The following is a reaction to my post on filatura. Its author, a very experienced operaphile, wishes to be anonymous. NK

Interesting essay on an arcane subject to be sure. The examples help immensely.

I’m reminded by your essay and the examples given that filatura along with all the other vocal techniques remain secondary to the beauty (or lack thereof) of the singer’s god given vocal timbre and individual instinctive artistic expression.

Some of the greatest technical singers with a full arsenal of impressive vocal skills will dazzle and amaze the listener with their flawless musicality and beautiful flowing lines, Kraus or Schipa are prime examples. (They are like the woodwind section of the orchestra.) As pleasurable as they are they somehow fail to move the listener at a deeply emotional visceral level. When I listen to Schipa for example I am impressed with the subtlety of delivery and beautiful line he produces, but after a while, I am ready to go to sleep. The same for Kraus. I’m in awe of the high notes, the flowing, effortless, beautiful vocal production; but pretty soon it’s snooze time.

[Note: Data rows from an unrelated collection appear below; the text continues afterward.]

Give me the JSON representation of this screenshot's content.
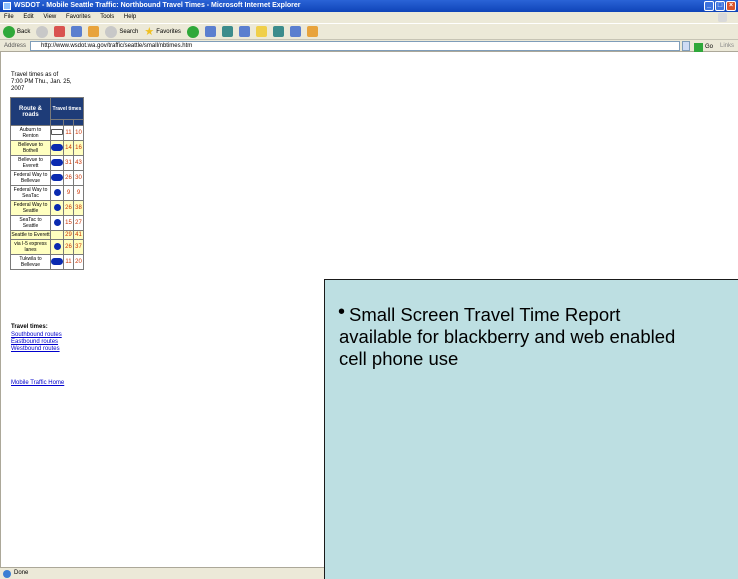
{
  "window": {
    "title": "WSDOT - Mobile Seattle Traffic: Northbound Travel Times - Microsoft Internet Explorer"
  },
  "menu": {
    "items": [
      "File",
      "Edit",
      "View",
      "Favorites",
      "Tools",
      "Help"
    ]
  },
  "toolbar": {
    "back_label": "Back",
    "search_label": "Search",
    "favorites_label": "Favorites"
  },
  "address": {
    "label": "Address",
    "url": "http://www.wsdot.wa.gov/traffic/seattle/small/nbtimes.htm",
    "go_label": "Go",
    "links_label": "Links"
  },
  "page": {
    "timestamp_line1": "Travel times as of",
    "timestamp_line2": "7:00 PM Thu., Jan. 25,",
    "timestamp_line3": "2007",
    "table_headers": {
      "route": "Route & roads",
      "times": "Travel times",
      "sub_hov": "",
      "sub_gp": ""
    },
    "rows": [
      {
        "route": "Auburn to Renton",
        "marker": "box",
        "gp": "11",
        "hov": "10",
        "yellow": false
      },
      {
        "route": "Bellevue to Bothell",
        "marker": "pill",
        "gp": "14",
        "hov": "16",
        "yellow": true
      },
      {
        "route": "Bellevue to Everett",
        "marker": "pill",
        "gp": "31",
        "hov": "43",
        "yellow": false
      },
      {
        "route": "Federal Way to Bellevue",
        "marker": "pill",
        "gp": "26",
        "hov": "30",
        "yellow": false
      },
      {
        "route": "Federal Way to SeaTac",
        "marker": "dot",
        "gp": "9",
        "hov": "9",
        "yellow": false
      },
      {
        "route": "Federal Way to Seattle",
        "marker": "dot",
        "gp": "26",
        "hov": "38",
        "yellow": true
      },
      {
        "route": "SeaTac to Seattle",
        "marker": "dot",
        "gp": "15",
        "hov": "27",
        "yellow": false
      },
      {
        "route": "Seattle to Everett",
        "marker": "",
        "gp": "29",
        "hov": "41",
        "yellow": true
      },
      {
        "route": "via I-5 express lanes",
        "marker": "dot",
        "gp": "26",
        "hov": "37",
        "yellow": true
      },
      {
        "route": "Tukwila to Bellevue",
        "marker": "pill",
        "gp": "11",
        "hov": "20",
        "yellow": false
      }
    ],
    "section_title": "Travel times:",
    "links": [
      "Southbound routes",
      "Eastbound routes",
      "Westbound routes"
    ],
    "home_link": "Mobile Traffic Home"
  },
  "status": {
    "text": "Done"
  },
  "overlay": {
    "bullet": "•",
    "line1": "Small Screen Travel Time Report",
    "line2": "available for blackberry and web enabled",
    "line3": "cell phone use"
  }
}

The stentorian virtuoso singers Corelli, Del Monaco, or even Tucker dazzle the listener with their power and squillo (the brass section?). But after they hit the aria out of the park, they usually return to earth for the rest of the performance.

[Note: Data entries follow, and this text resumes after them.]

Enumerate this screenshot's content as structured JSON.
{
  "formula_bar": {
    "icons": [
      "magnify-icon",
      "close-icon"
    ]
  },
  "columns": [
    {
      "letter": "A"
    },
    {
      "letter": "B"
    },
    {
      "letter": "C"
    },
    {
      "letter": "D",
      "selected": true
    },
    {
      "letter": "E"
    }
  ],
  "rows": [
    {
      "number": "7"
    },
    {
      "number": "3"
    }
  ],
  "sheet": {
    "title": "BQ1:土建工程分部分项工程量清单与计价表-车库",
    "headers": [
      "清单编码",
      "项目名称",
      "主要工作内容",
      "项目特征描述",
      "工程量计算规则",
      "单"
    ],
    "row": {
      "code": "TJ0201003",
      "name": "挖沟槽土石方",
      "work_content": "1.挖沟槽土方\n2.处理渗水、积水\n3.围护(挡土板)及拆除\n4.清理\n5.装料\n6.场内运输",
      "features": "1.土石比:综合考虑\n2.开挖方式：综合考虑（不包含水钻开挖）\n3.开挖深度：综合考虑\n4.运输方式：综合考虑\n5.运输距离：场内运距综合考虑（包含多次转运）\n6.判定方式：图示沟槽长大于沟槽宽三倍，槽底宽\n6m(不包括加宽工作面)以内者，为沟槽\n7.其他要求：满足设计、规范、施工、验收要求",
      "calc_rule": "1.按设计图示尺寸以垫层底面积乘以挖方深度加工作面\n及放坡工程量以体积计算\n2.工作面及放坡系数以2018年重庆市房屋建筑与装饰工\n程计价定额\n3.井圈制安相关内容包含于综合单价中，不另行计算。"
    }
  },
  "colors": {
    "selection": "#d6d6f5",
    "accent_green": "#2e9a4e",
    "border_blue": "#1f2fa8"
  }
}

The soothing and caressing singers: Milanov, Caballe, and even Price (the string section, like the cello, violin/viola, and bass?) give gorgeous pleasure like rich French food.

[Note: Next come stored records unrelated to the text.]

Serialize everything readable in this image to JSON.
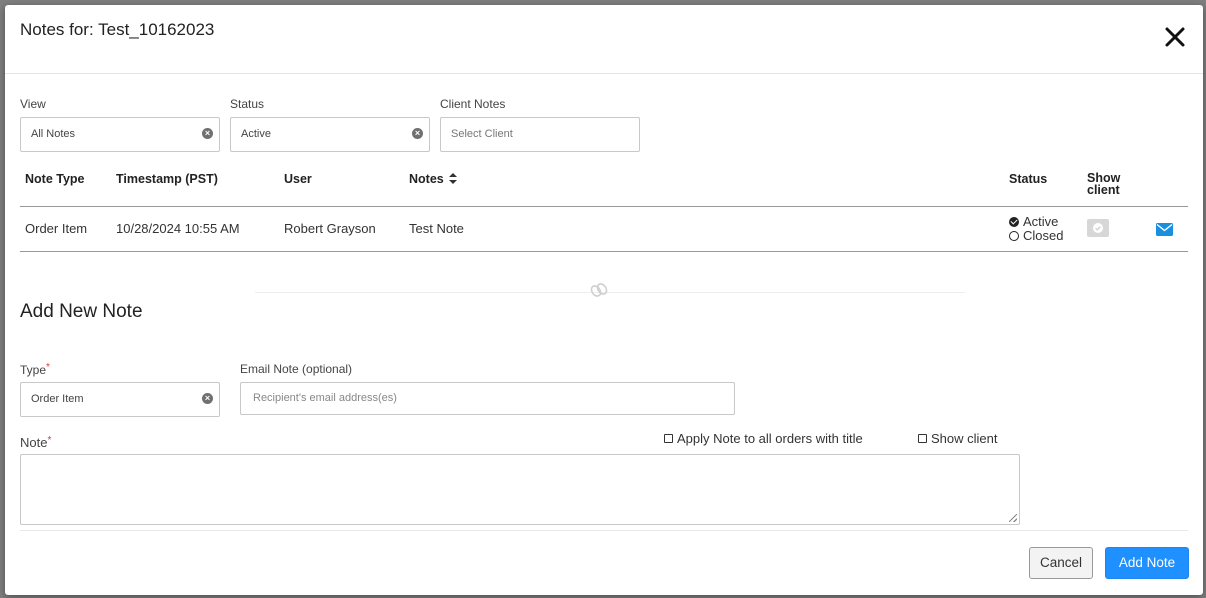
{
  "modal": {
    "title": "Notes for: Test_10162023"
  },
  "filters": {
    "view": {
      "label": "View",
      "value": "All Notes"
    },
    "status": {
      "label": "Status",
      "value": "Active"
    },
    "client_notes": {
      "label": "Client Notes",
      "placeholder": "Select Client"
    }
  },
  "table": {
    "headers": {
      "note_type": "Note Type",
      "timestamp": "Timestamp (PST)",
      "user": "User",
      "notes": "Notes",
      "status": "Status",
      "show_client_1": "Show",
      "show_client_2": "client"
    },
    "rows": [
      {
        "note_type": "Order Item",
        "timestamp": "10/28/2024 10:55 AM",
        "user": "Robert Grayson",
        "notes": "Test Note",
        "status_active": "Active",
        "status_closed": "Closed",
        "selected_status": "Active",
        "show_client": false
      }
    ]
  },
  "add_note": {
    "title": "Add New Note",
    "type_label": "Type",
    "type_value": "Order Item",
    "email_label": "Email Note (optional)",
    "email_placeholder": "Recipient's email address(es)",
    "note_label": "Note",
    "apply_all_label": "Apply Note to all orders with title",
    "show_client_label": "Show client",
    "required_mark": "*"
  },
  "buttons": {
    "cancel": "Cancel",
    "add_note": "Add Note"
  },
  "icons": {
    "close": "close-icon",
    "sort": "sort-icon",
    "mail": "envelope-icon",
    "clear": "clear-circle-icon"
  },
  "colors": {
    "primary": "#1e90ff",
    "mail_icon": "#1a8fe0"
  }
}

We’ll categorize Birgit (stentorian brass?), multi-purpose Joan Sutherland (flute to cello to trumpet?), and the baritones at some other time because we have now come to the heart of the matter.

Continuing the vocal/orchestral analogy, we do have that special instrumental category that is not really a part of the orchestral palette. This instrument like the voice, has a unique musical timbre that when combined with dynamics and subtle colorization produces a variety of musical emotions that are hard to achieve elsewhere. I’m referring to the piano.

In the hands of virtuosi like Kapell or Benedetti or Rubinstein more than other equally skilled technical masters, we experience music in a heightened and intensified state of emotional reaction. How they achieve this is for others to explain (if they can?).

The same is true for singing. It’s what sets my big three apart from the crowd.

1. Pippo
2. Schmidt
3. Björling

Pippo is the supreme example of this hard-to-define phenomenon which produces such a soulful emotional effect. His interpretations are so distinctive and involving. The Italian songs are a prime example. You hear things in his voice that stir and evoke feelings and images of the sun and atmosphere that raise these relatively mundane pieces to high art. You could say the same thing about Frank Sinatra.

One thing I hear in GDS that is virtually unique is his ability to use subtle inflection in the middle of a phrase. The 3rd act of Boheme or the last act of Tosca. Di Stefano is the only singer who makes the connecting bits of dialogue more beautiful and affecting than even the big set pieces. The way he will purposely vary the pronunciation of certain vowels such as the u in pura depending on the context is one of his distinctive interpretive touches. It’s his vocal signature. He is the only singer I have ever heard who does this with such effect. I think this is what is really extraordinary about him, rather than whatever was meant when critics referred to his excellent diction.

It’s as if he somehow mysteriously combines a blend of modulating dynamics inflective coloring, vocal techniques, a honeyed natural timbre, and expressive artistic interpretation to achieve effects that heighten the impact and understanding of what he is feeling as he sings. This results in an almost miraculously beautiful sound that somehow transforms the listener with a wave of emotional rapport with the meaning of what is being sung. Frequently Schmidt and Björling would do this at a level approaching Di Stefano. But Di Stefano is unequaled.

He was truly special, one of a kind. Somehow I felt all of this when I first heard him more than fifty years ago. I’m still having a hard time explaining him, but I think you know what I mean.